(RECORDS TO PROCESS Opens)

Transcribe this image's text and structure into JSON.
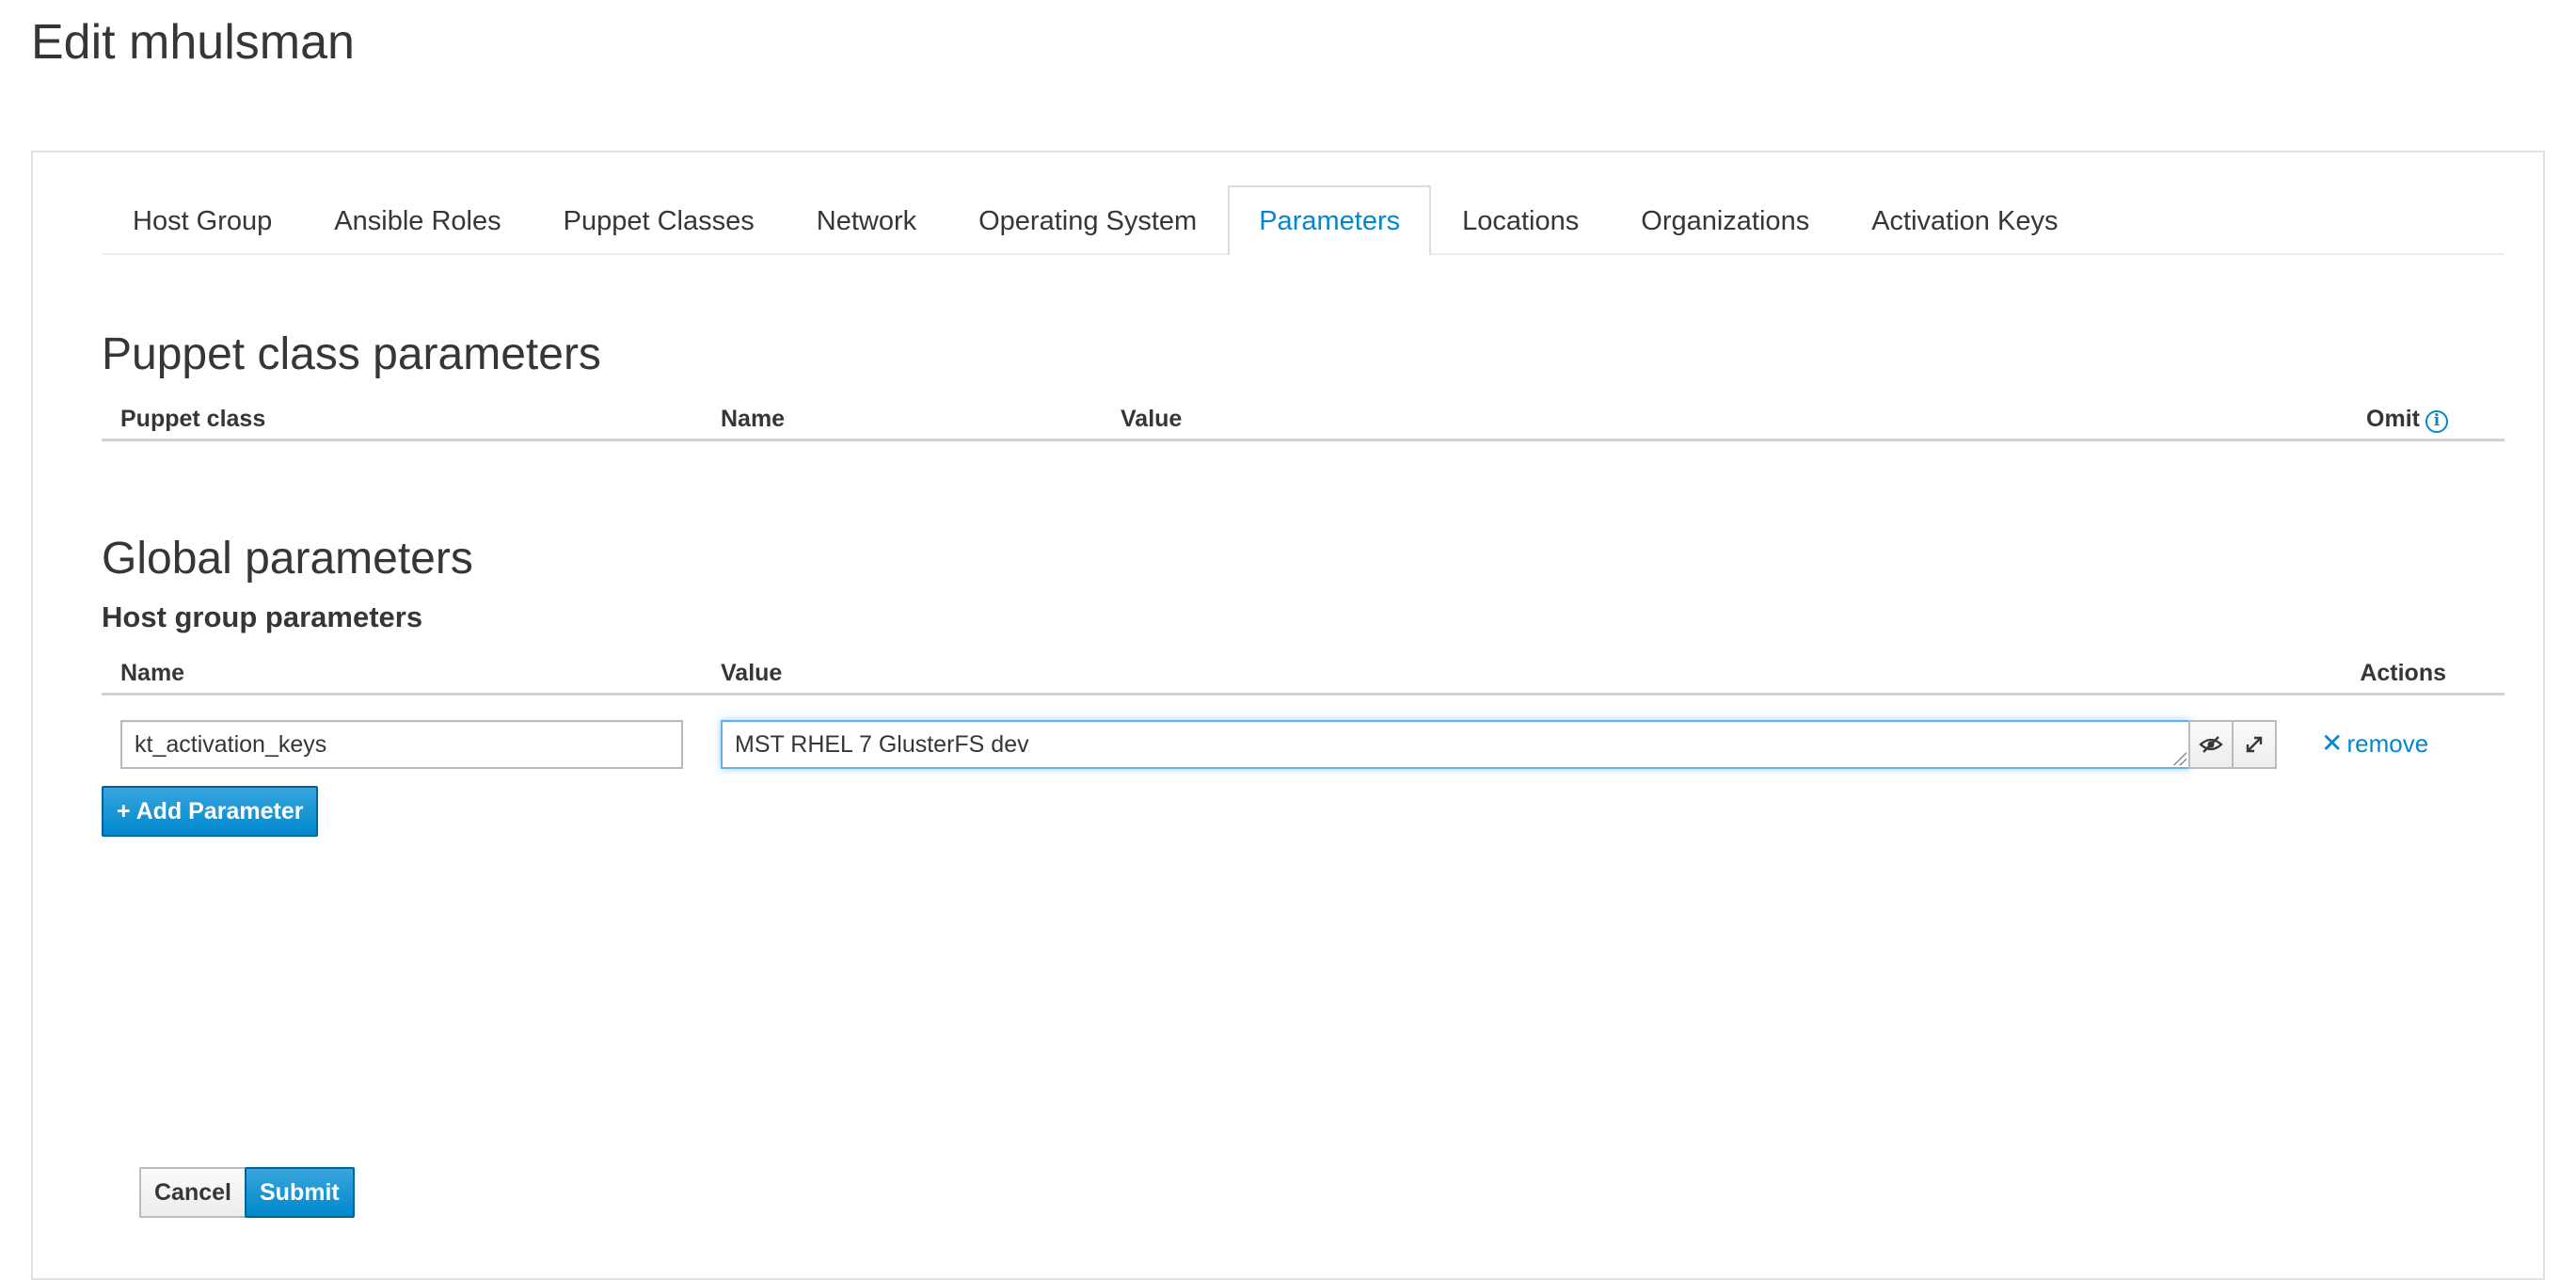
{
  "page": {
    "title": "Edit mhulsman"
  },
  "tabs": [
    {
      "label": "Host Group",
      "active": false
    },
    {
      "label": "Ansible Roles",
      "active": false
    },
    {
      "label": "Puppet Classes",
      "active": false
    },
    {
      "label": "Network",
      "active": false
    },
    {
      "label": "Operating System",
      "active": false
    },
    {
      "label": "Parameters",
      "active": true
    },
    {
      "label": "Locations",
      "active": false
    },
    {
      "label": "Organizations",
      "active": false
    },
    {
      "label": "Activation Keys",
      "active": false
    }
  ],
  "puppet_params": {
    "title": "Puppet class parameters",
    "columns": {
      "puppet_class": "Puppet class",
      "name": "Name",
      "value": "Value",
      "omit": "Omit"
    },
    "info_icon": "info-circle-icon"
  },
  "global_params": {
    "title": "Global parameters",
    "subtitle": "Host group parameters",
    "columns": {
      "name": "Name",
      "value": "Value",
      "actions": "Actions"
    },
    "rows": [
      {
        "name": "kt_activation_keys",
        "value": "MST RHEL 7 GlusterFS dev",
        "hide_icon": "eye-slash-icon",
        "expand_icon": "expand-icon",
        "remove_label": "remove"
      }
    ],
    "add_button": "+ Add Parameter"
  },
  "form_actions": {
    "cancel": "Cancel",
    "submit": "Submit"
  },
  "colors": {
    "accent": "#0088ce",
    "text": "#363636",
    "focus_border": "#66afe9"
  }
}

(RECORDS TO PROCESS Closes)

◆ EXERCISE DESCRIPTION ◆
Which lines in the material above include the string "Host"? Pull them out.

◆ RESULT OF THIS TASK ◆
      "label": "Host Group",
    "subtitle": "Host group parameters",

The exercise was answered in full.